Whether times are good or bad, economic security, tied inextricably to job security, remains staunchly at the top of the list of pressing issues Americans worry about day to day. While the monthly jobs report issued by the Bureau of Labor Statistics is perpetually spun to tell a story to and by policymakers and the media, statistics do not provide a roadmap for those looking for career stability.
Leave the roadmap plotting to us.
It seems that daily, a handful of Fortune 500 companies with household names are laying off tens of thousands of hard-working, extremely qualified Americans. We know where these newly unemployed folks should turn if they want a job that provides a steady income, competitive benefits, and a track record of employee satisfaction and retention.
The foodservice distribution industry.
With a workforce of over 350,000 and locations in 49 states, foodservice distribution offers tremendous opportunities for those looking to forge a career pathway. And while logistics and transportation professionals undoubtedly play a huge role in our success, there’s a home for every skill set–including technology, finance, and sales and marketing–in this essential American industry.
Of course, our industry couldn’t survive without its fleet of highly skilled professional drivers. These are not the stereotypical long-haul, high-turnover trucking jobs; our driving positions offer family-friendly career potential with great pay and rewarding benefits, the greatest of which is getting to sleep in your own bed every night.

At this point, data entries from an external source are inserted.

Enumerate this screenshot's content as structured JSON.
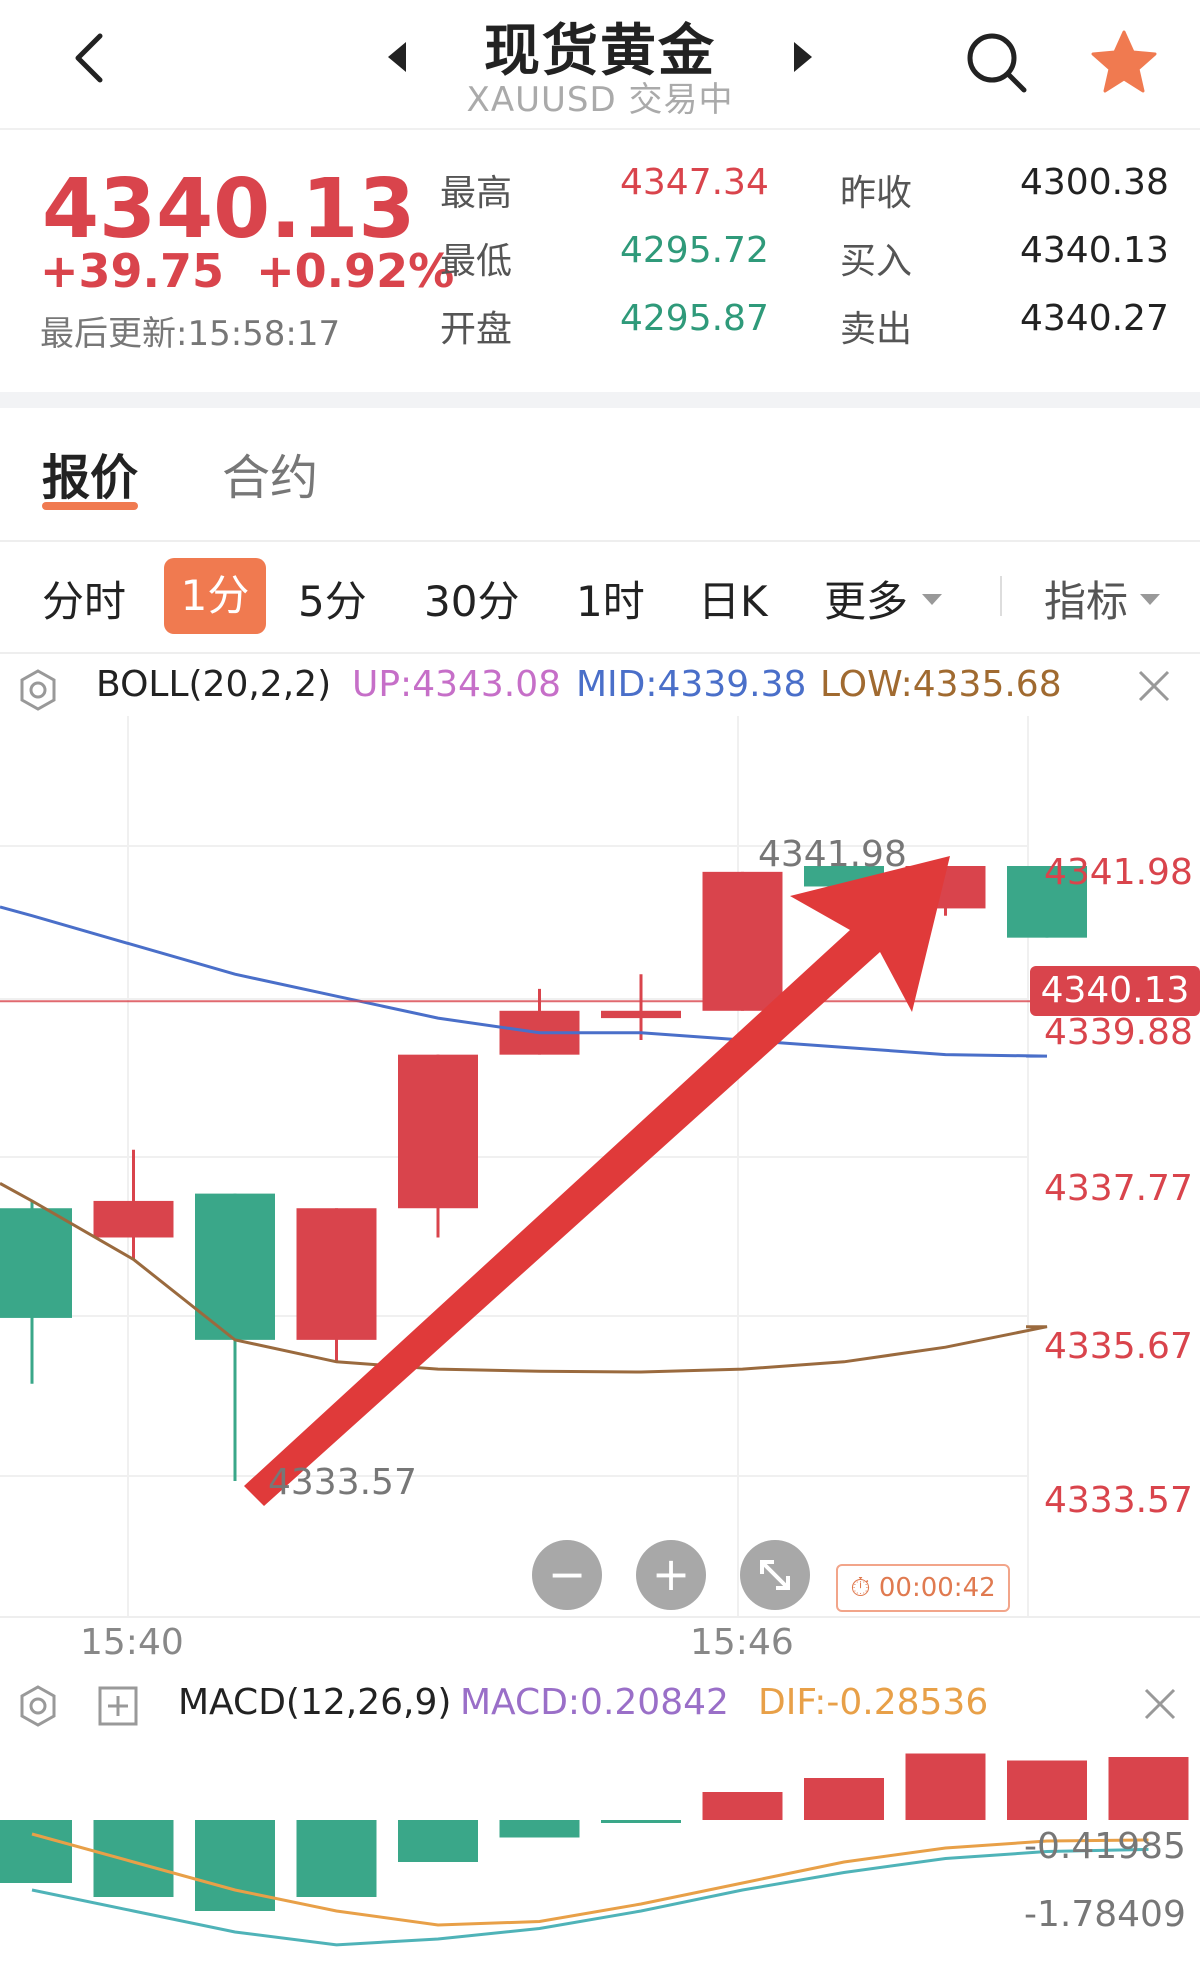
{
  "header": {
    "title": "现货黄金",
    "subtitle": "XAUUSD 交易中"
  },
  "quote": {
    "price": "4340.13",
    "change": "+39.75  +0.92%",
    "updated": "最后更新:15:58:17",
    "stats": [
      {
        "label": "最高",
        "value": "4347.34",
        "color": "red"
      },
      {
        "label": "最低",
        "value": "4295.72",
        "color": "green"
      },
      {
        "label": "开盘",
        "value": "4295.87",
        "color": "green"
      },
      {
        "label": "昨收",
        "value": "4300.38",
        "color": "dark"
      },
      {
        "label": "买入",
        "value": "4340.13",
        "color": "dark"
      },
      {
        "label": "卖出",
        "value": "4340.27",
        "color": "dark"
      }
    ]
  },
  "tabs": [
    "报价",
    "合约"
  ],
  "periods": [
    "分时",
    "1分",
    "5分",
    "30分",
    "1时",
    "日K",
    "更多",
    "指标"
  ],
  "boll": {
    "name": "BOLL(20,2,2)",
    "up": "UP:4343.08",
    "mid": "MID:4339.38",
    "low": "LOW:4335.68"
  },
  "price_axis": [
    "4341.98",
    "4339.88",
    "4337.77",
    "4335.67",
    "4333.57"
  ],
  "current_price_tag": "4340.13",
  "annotations": {
    "high": "4341.98",
    "low": "4333.57"
  },
  "timer": "00:00:42",
  "x_labels": [
    "15:40",
    "15:46"
  ],
  "macd": {
    "name": "MACD(12,26,9)",
    "macd": "MACD:0.20842",
    "dif": "DIF:-0.28536",
    "axis": [
      "-0.41985",
      "-1.78409"
    ]
  },
  "colors": {
    "up": "#d9444c",
    "down": "#3aa789",
    "upper_band": "#4a6fc9",
    "lower_band": "#9a6a3e",
    "accent": "#f07a50"
  },
  "chart_data": {
    "type": "candlestick",
    "candles": [
      {
        "open": 4337.3,
        "close": 4335.8,
        "high": 4337.4,
        "low": 4334.9
      },
      {
        "open": 4336.9,
        "close": 4337.4,
        "high": 4338.1,
        "low": 4336.6
      },
      {
        "open": 4337.5,
        "close": 4335.5,
        "high": 4337.5,
        "low": 4333.57
      },
      {
        "open": 4335.5,
        "close": 4337.3,
        "high": 4337.3,
        "low": 4335.2
      },
      {
        "open": 4337.3,
        "close": 4339.4,
        "high": 4339.4,
        "low": 4336.9
      },
      {
        "open": 4339.4,
        "close": 4340.0,
        "high": 4340.3,
        "low": 4339.4
      },
      {
        "open": 4339.9,
        "close": 4340.0,
        "high": 4340.5,
        "low": 4339.6
      },
      {
        "open": 4340.0,
        "close": 4341.9,
        "high": 4341.9,
        "low": 4340.0
      },
      {
        "open": 4341.98,
        "close": 4341.7,
        "high": 4341.98,
        "low": 4341.7
      },
      {
        "open": 4341.4,
        "close": 4341.98,
        "high": 4341.98,
        "low": 4341.3
      },
      {
        "open": 4341.98,
        "close": 4341.0,
        "high": 4341.98,
        "low": 4341.0
      }
    ],
    "boll_mid": [
      4341.3,
      4340.9,
      4340.5,
      4340.2,
      4339.9,
      4339.7,
      4339.7,
      4339.6,
      4339.5,
      4339.4,
      4339.38
    ],
    "boll_low": [
      4337.4,
      4336.6,
      4335.5,
      4335.2,
      4335.1,
      4335.07,
      4335.06,
      4335.1,
      4335.2,
      4335.4,
      4335.68
    ],
    "ylim": [
      4333.57,
      4341.98
    ],
    "macd_hist": [
      -0.9,
      -1.1,
      -1.3,
      -1.1,
      -0.6,
      -0.25,
      -0.02,
      0.4,
      0.6,
      0.95,
      0.85,
      0.9
    ],
    "macd_dif": [
      -1.0,
      -1.3,
      -1.6,
      -1.78409,
      -1.7,
      -1.55,
      -1.3,
      -1.0,
      -0.75,
      -0.55,
      -0.45,
      -0.41985
    ],
    "macd_dea": [
      -0.2,
      -0.6,
      -1.0,
      -1.3,
      -1.5,
      -1.45,
      -1.2,
      -0.9,
      -0.6,
      -0.4,
      -0.3,
      -0.28536
    ]
  }
}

In the case of our professional delivery drivers, the numbers do tell a riveting story. The annual foodservice distribution driver salary averages nearly $80,000 (without the burden of student loan debt), plus benefits such as industry-leading healthcare and retirement programs. Unlike other trucking jobs, foodservice distribution drivers are paid hourly, not by the mile. Our drivers work an average of 50 hours a week and drive only about 200 miles per route, on average, giving them more time to spend with their families.
Across the board, foodservice distribution employees report personal satisfaction in being part of this industry’s vital role—namely, ensuring a safe and efficient supply of food and products to more than one million restaurants and foodservice outlets, including schools and hospitals, in the U.S. every day. Especially during the pandemic, the first time in recent memory that the supply chain of our abundant country was challenged, access to the food and supplies needed for meal preparation went from an assumption to a nationwide crisis. Foodservice distributors and their warehouse operators, transportation directors, supply chain experts, information technology gurus, and drivers all rose to the occasion, overcoming challenges posed by COVID-19 lockdowns and quarantines to ensure our children, elderly, and heroic frontline workers were fed.
Foodservice distributors know that their network of employees is critical to their success—and these professionals are treated as such. In addition to well above average compensation, our industry provides substantial advancement opportunities, enabling experts to grow in their careers. This investment in our personnel is a win for them personally and a win for our industry, which grows stronger with every flourishing employee.
Our industry’s record with staff retention speaks for itself: a recent survey found that foodservice distribution drivers have a 17 percent quit rate, which is much lower than other trucking professions—a key indicator of their career satisfaction. They aren’t the only fulfilled ones. Across the spectrum of our industry, our employees go home satisfied with their work, knowing they are ultimately playing a critical role in putting food in the mouths of so many fellow Americans, including their friends and families.
If the recently laid off Amazon driver—or anyone in the tech sector—reading this isn’t convinced yet that foodservice distribution is the direction to turn to, note that it provides exceptional career stability that few industries can match. Despite record inflation, Americans are eating a larger percentage of meals away from home than ever before, a decades-long trend that has grown foodservice distribution into a $330 billion industry that continues to expand in communities across the country.
It’s clear that American workers have a bevy of professions to consider. We hope that many will turn to the economic heartbeat that is foodservice distribution—a stable, prosperous industry where absolutely no one will be fired in a Tweet.
Mark S. Allen is President and CEO of the International Foodservice Distributors Association (IFDA).